22 March 2022 | Science conversation
How does WHO track variants for SARS CoV 2 , the virus that causes COVID-19? what are the challenges on the ground? What are variants WHO is tracking at this time? WHO’s Dr Maria Van Kerkhove explains in Science in 5.
Vismita Gupta-SmithHow does WHO track the variants of SARS-CoV-2, the virus that causes COVID-19? What are the challenges on the ground to tracking these variants, and how many variants are we tracking at this time? Hello and welcome to Science in 5. I'm Vismita Gupta-Smith. We are talking to Dr Maria Van Kerkhove today. Welcome, Maria. Let's start, Maria, with how does WHO track the variants of SARS-CoV-2?
Dr Maria Van Kerkhove
It all starts with surveillance, making sure that we have really strong surveillance and testing around the world so we know where the virus is circulating. We know where it is spreading most intensively.
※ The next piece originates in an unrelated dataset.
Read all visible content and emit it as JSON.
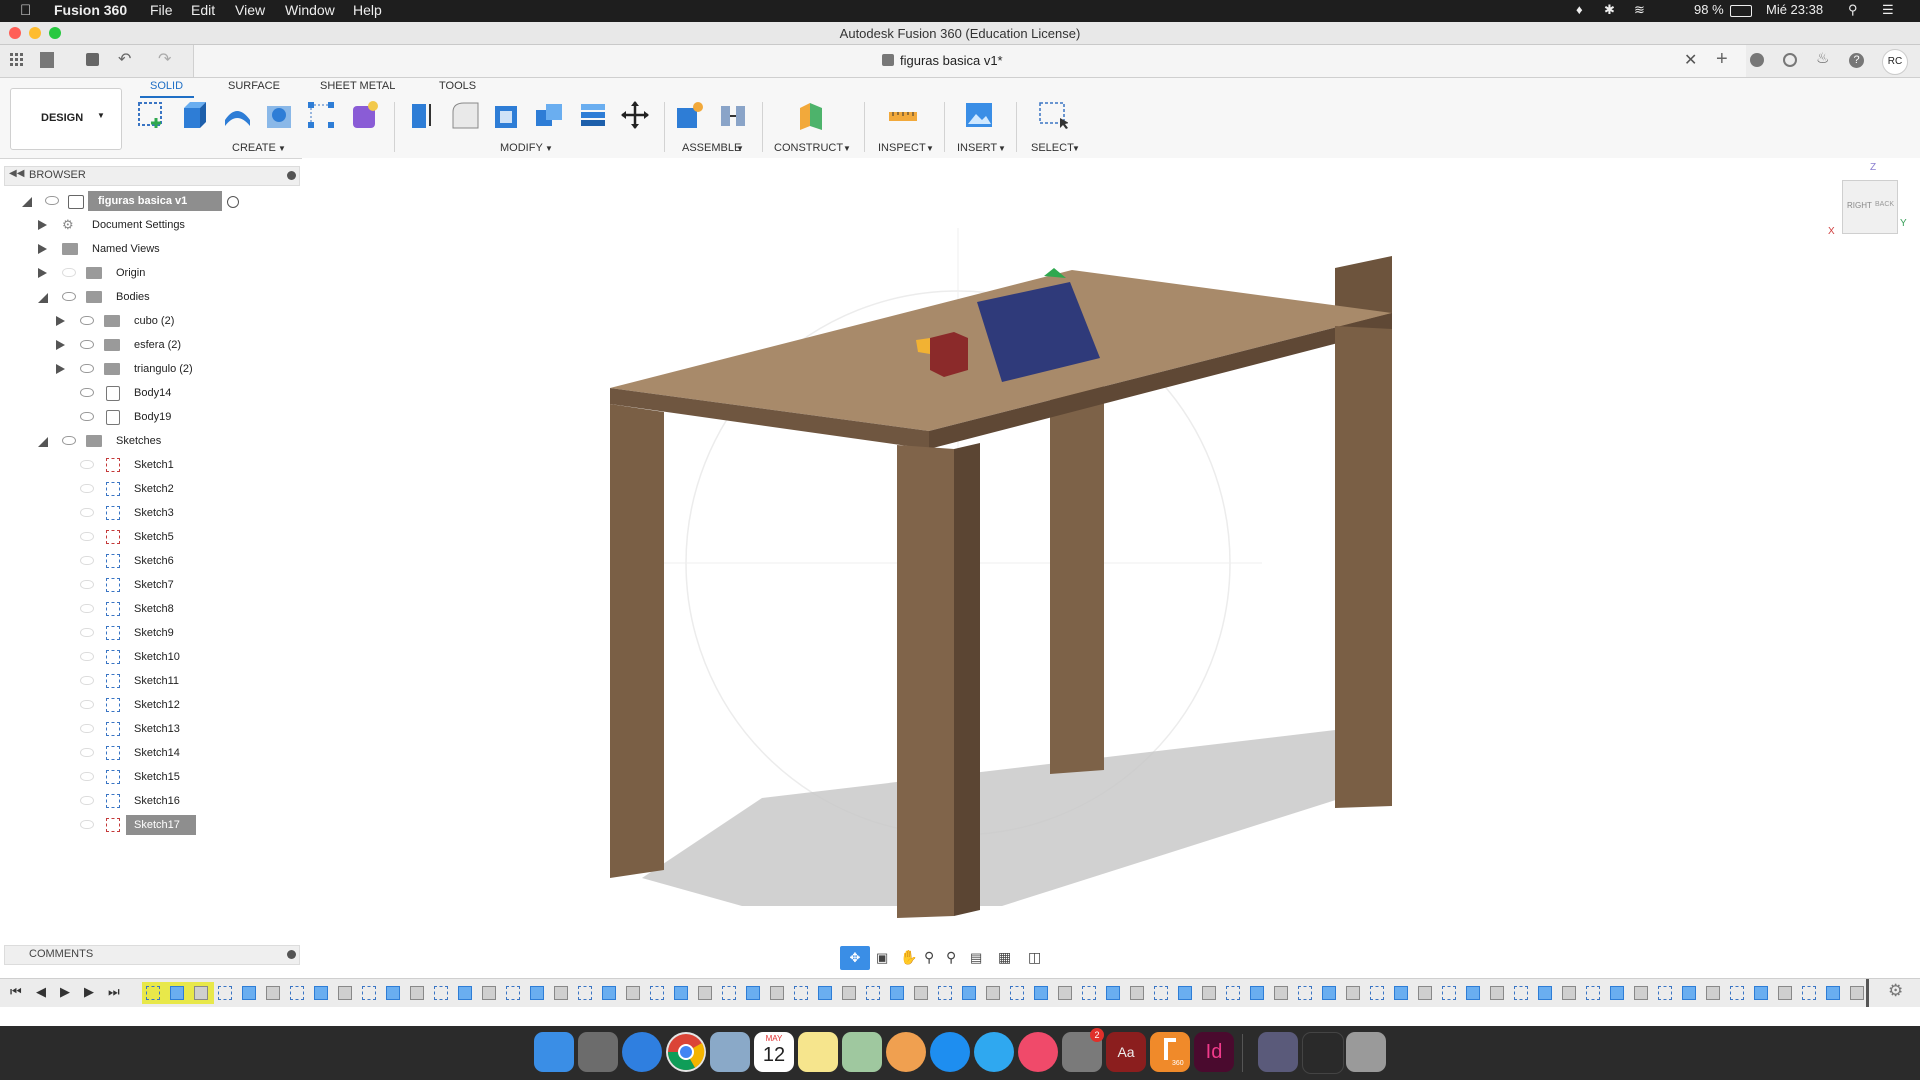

And that testing needs to be supported by sequencing. Sequencing has expanded dramatically over the last couple of years, and this really helps us to track how the virus is changing. It's natural for viruses to change. The more the virus circulates, the more opportunities it has to change. So strong surveillance, strong testing, including strong sequencing, helps WHO with scientists around the world to look at those changes and determine which of those changes is important and why.
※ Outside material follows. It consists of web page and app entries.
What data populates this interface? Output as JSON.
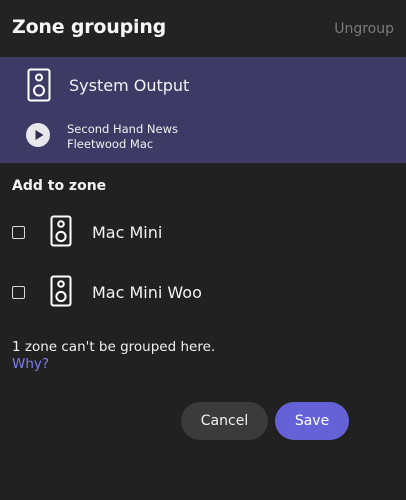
{
  "header": {
    "title": "Zone grouping",
    "ungroup_label": "Ungroup"
  },
  "current_zone": {
    "name": "System Output",
    "icon": "speaker-icon",
    "now_playing": {
      "title": "Second Hand News",
      "artist": "Fleetwood Mac",
      "play_icon": "play-icon"
    }
  },
  "add_to_zone": {
    "heading": "Add to zone",
    "zones": [
      {
        "name": "Mac Mini",
        "checked": false,
        "icon": "speaker-icon"
      },
      {
        "name": "Mac Mini Woo",
        "checked": false,
        "icon": "speaker-icon"
      }
    ]
  },
  "notice": {
    "text": "1 zone can't be grouped here.",
    "link": "Why?"
  },
  "actions": {
    "cancel_label": "Cancel",
    "save_label": "Save"
  },
  "colors": {
    "background": "#212121",
    "zone_card": "#3d3b66",
    "accent": "#6462d6",
    "link": "#7d7df0",
    "cancel_button": "#3b3b3b"
  }
}
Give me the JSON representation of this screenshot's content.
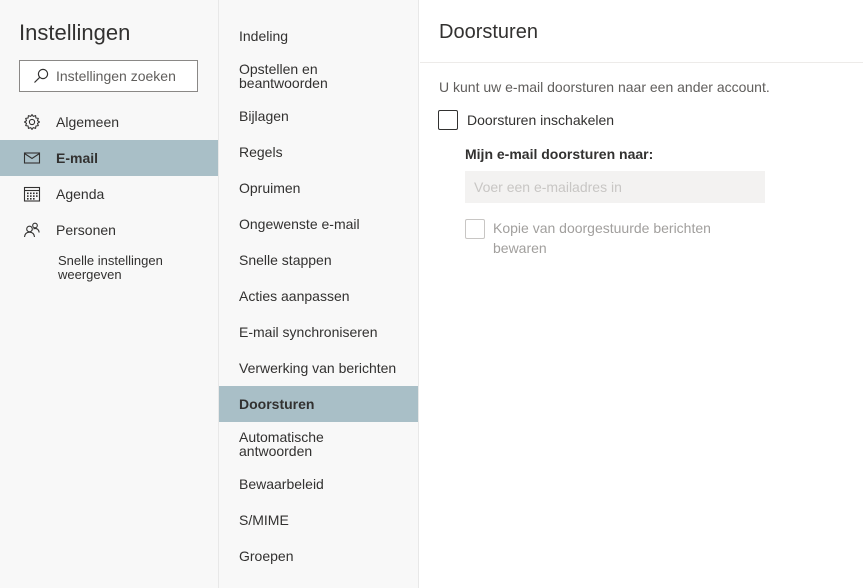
{
  "settings": {
    "title": "Instellingen",
    "search_placeholder": "Instellingen zoeken",
    "nav": [
      {
        "label": "Algemeen",
        "icon": "gear-icon"
      },
      {
        "label": "E-mail",
        "icon": "mail-icon",
        "active": true
      },
      {
        "label": "Agenda",
        "icon": "calendar-icon"
      },
      {
        "label": "Personen",
        "icon": "people-icon"
      }
    ],
    "quick_settings": "Snelle instellingen weergeven"
  },
  "mail_menu": {
    "items": [
      "Indeling",
      "Opstellen en beantwoorden",
      "Bijlagen",
      "Regels",
      "Opruimen",
      "Ongewenste e-mail",
      "Snelle stappen",
      "Acties aanpassen",
      "E-mail synchroniseren",
      "Verwerking van berichten",
      "Doorsturen",
      "Automatische antwoorden",
      "Bewaarbeleid",
      "S/MIME",
      "Groepen"
    ],
    "active": "Doorsturen"
  },
  "forwarding": {
    "title": "Doorsturen",
    "description": "U kunt uw e-mail doorsturen naar een ander account.",
    "enable_label": "Doorsturen inschakelen",
    "enabled": false,
    "forward_to_label": "Mijn e-mail doorsturen naar:",
    "email_placeholder": "Voer een e-mailadres in",
    "keep_copy_label": "Kopie van doorgestuurde berichten bewaren",
    "keep_copy_enabled": false
  },
  "colors": {
    "selection": "#a9bfc7",
    "sidebar_bg": "#f8f8f8",
    "text": "#323130",
    "muted": "#605e5c",
    "disabled": "#a19f9d"
  }
}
So, Maria, since WHO is tracking the variants across the globe, tell us about the challenges that countries face and WHO faces while tracking the variants.
Dr Maria Van KerkhoveSo what is really difficult right now is as we are in the third year of this pandemic, it's really important that we maintain and in fact, enhance the surveillance systems that are on the ground. Now, countries are facing many challenges, COVID-19, as well as many other challenges that they have to deal with, other diseases. And so keeping up with surveillance, keeping up with testing and making sure that we have good tracking of this virus in at risk populations, people who are over the age of 60, people with underlying conditions, immunocompromised patients, to ensure that we are really understanding how the virus is spreading, where the virus is spreading is really critical. And to maintain that on the ground in the third year is quite difficult. But it is fundamental to the control strategy of COVID-19. Not only do we need to improve vaccine access, as you hear us talk about a lot, we also need to maintain public health services like surveillance and testing and sequencing. And this is critical for us to be able to determine how this virus is changing and importantly, what that means for us in terms of our counter-measures, looking at public health and social measures, looking at the use of antivirals and looking at different therapeutics, as well as ensuring that the COVID-19 vaccines remain effective. And I just want to highlight that the COVID 19 vaccines remain incredibly effective at preventing severe disease and death, including against the latest variant of concern, Omicron.
So let's come now, Maria, to the variants that WHO is currently tracking.
Dr Maria Van Kerkhove
WHO is working with surveillance officers, public health officers, experts around the world to track this virus. We work with our technical advisory group for virus evolution to assess each of the variants and the mutations that are being detected. There are five variants of concern that WHO has classified as variants of concern at a global level. The latest is Omicron and in fact, we are following several sub lineages of Omicron. You've heard us talk about BA.1 And BA.2 There are other sub lineages that are circulating as well. So we work with experts around the world to look at the characteristics of the variants of concern. Are they more transmissible. And Omicron is more transmissible. In fact, a BA.2, of the sub lineages, is even more transmissible than B.A.1. We're also looking at severity and looking at are these variants of concern causing more or less severe disease? Now, we do know that Omicron is less severe compared to Delta, the other variant of concern that was circulating. But Omicron has now replaced Delta worldwide and it is not more, BA.2 is not more severe than BA.1, as I mentioned. But we're also looking at antivirals, we're looking at vaccines. And again, our vaccines remain incredibly effective at preventing severe disease and death, including against both of the sub lineages of BA.1 and BA.2
Vismita Gupta-SmithThank you, Maria. That was Science in 5 today. Until next time then. Stay safe, stay healthy and stick with science.